* DIRECTIONS
The entries below are to be repeated exactly, and their pictures left out.

* LISTED ENTRIES

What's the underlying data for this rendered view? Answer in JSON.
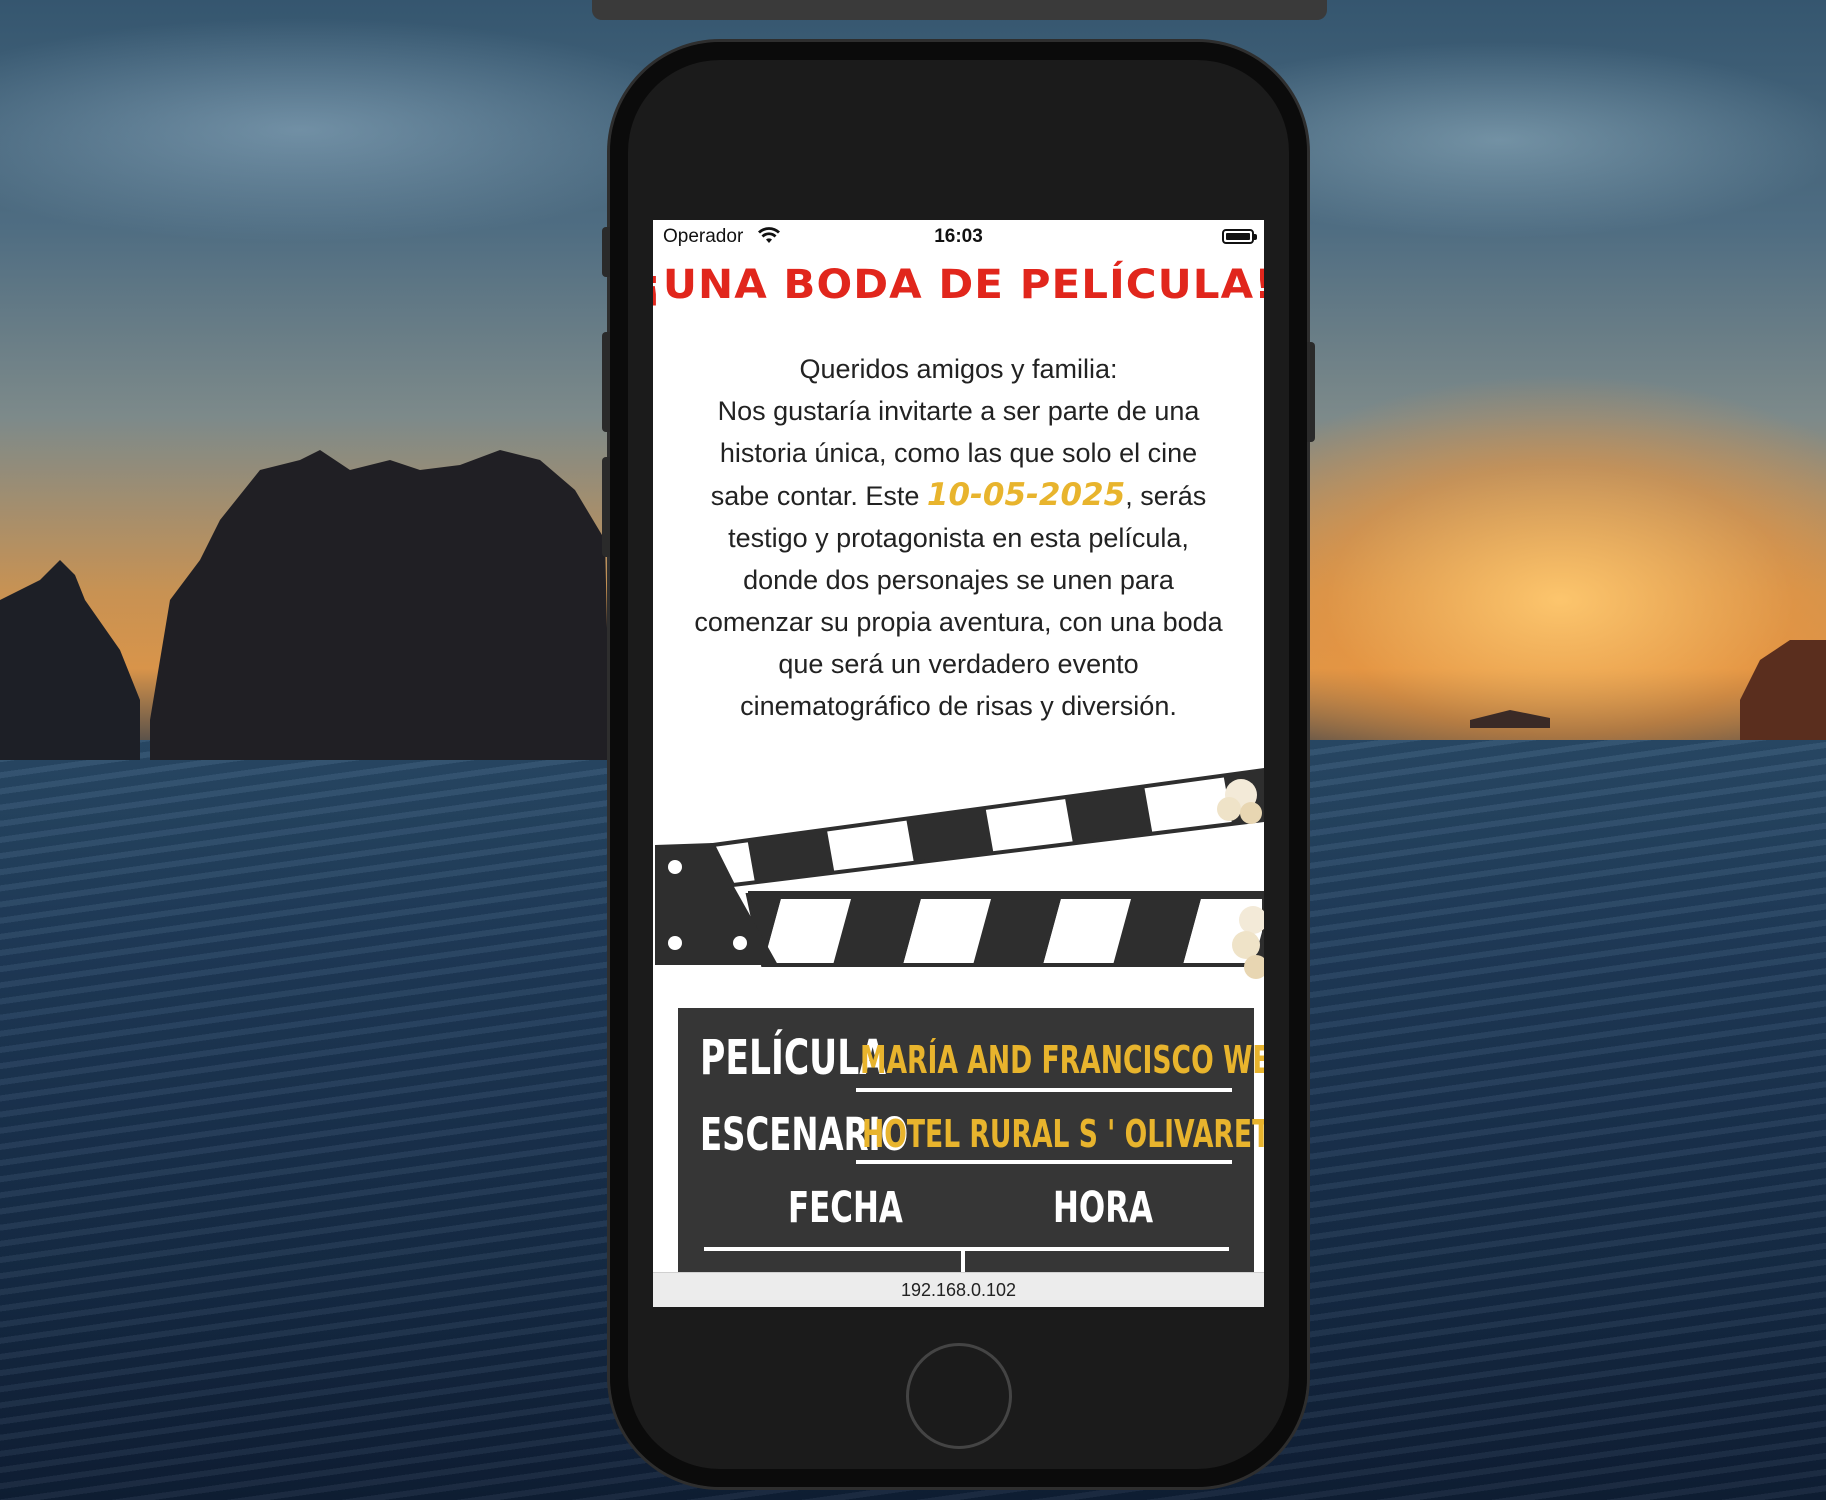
{
  "status_bar": {
    "carrier": "Operador",
    "time": "16:03"
  },
  "invitation": {
    "title": "¡UNA BODA DE PELÍCULA!",
    "greeting": "Queridos amigos y familia:",
    "text_before_date": "Nos gustaría invitarte a ser parte de una historia única, como las que solo el cine sabe contar. Este ",
    "date": "10-05-2025",
    "text_after_date": ", serás testigo y protagonista en esta película, donde dos personajes se unen para comenzar su propia aventura, con una boda que será un verdadero evento cinematográfico de risas y diversión."
  },
  "clapboard": {
    "pelicula_label": "PELÍCULA",
    "pelicula_value": "MARÍA AND FRANCISCO WEDDING",
    "escenario_label": "ESCENARIO",
    "escenario_value": "HOTEL RURAL S ' OLIVARET",
    "fecha_label": "FECHA",
    "hora_label": "HORA"
  },
  "browser": {
    "url": "192.168.0.102"
  },
  "colors": {
    "title_red": "#e1261c",
    "accent_gold": "#e8b42d",
    "clapboard_dark": "#363636"
  },
  "icons": [
    "wifi-icon",
    "battery-icon",
    "popcorn-icon",
    "home-button"
  ]
}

* EXERCISE RESPONSE
What's the underlying data for this rendered view? Answer in JSON.
{
  "status_bar": {
    "carrier": "Operador",
    "time": "16:03"
  },
  "invitation": {
    "title": "¡UNA BODA DE PELÍCULA!",
    "greeting": "Queridos amigos y familia:",
    "text_before_date": "Nos gustaría invitarte a ser parte de una historia única, como las que solo el cine sabe contar. Este ",
    "date": "10-05-2025",
    "text_after_date": ", serás testigo y protagonista en esta película, donde dos personajes se unen para comenzar su propia aventura, con una boda que será un verdadero evento cinematográfico de risas y diversión."
  },
  "clapboard": {
    "pelicula_label": "PELÍCULA",
    "pelicula_value": "MARÍA AND FRANCISCO WEDDING",
    "escenario_label": "ESCENARIO",
    "escenario_value": "HOTEL RURAL S ' OLIVARET",
    "fecha_label": "FECHA",
    "hora_label": "HORA"
  },
  "browser": {
    "url": "192.168.0.102"
  },
  "colors": {
    "title_red": "#e1261c",
    "accent_gold": "#e8b42d",
    "clapboard_dark": "#363636"
  },
  "icons": [
    "wifi-icon",
    "battery-icon",
    "popcorn-icon",
    "home-button"
  ]
}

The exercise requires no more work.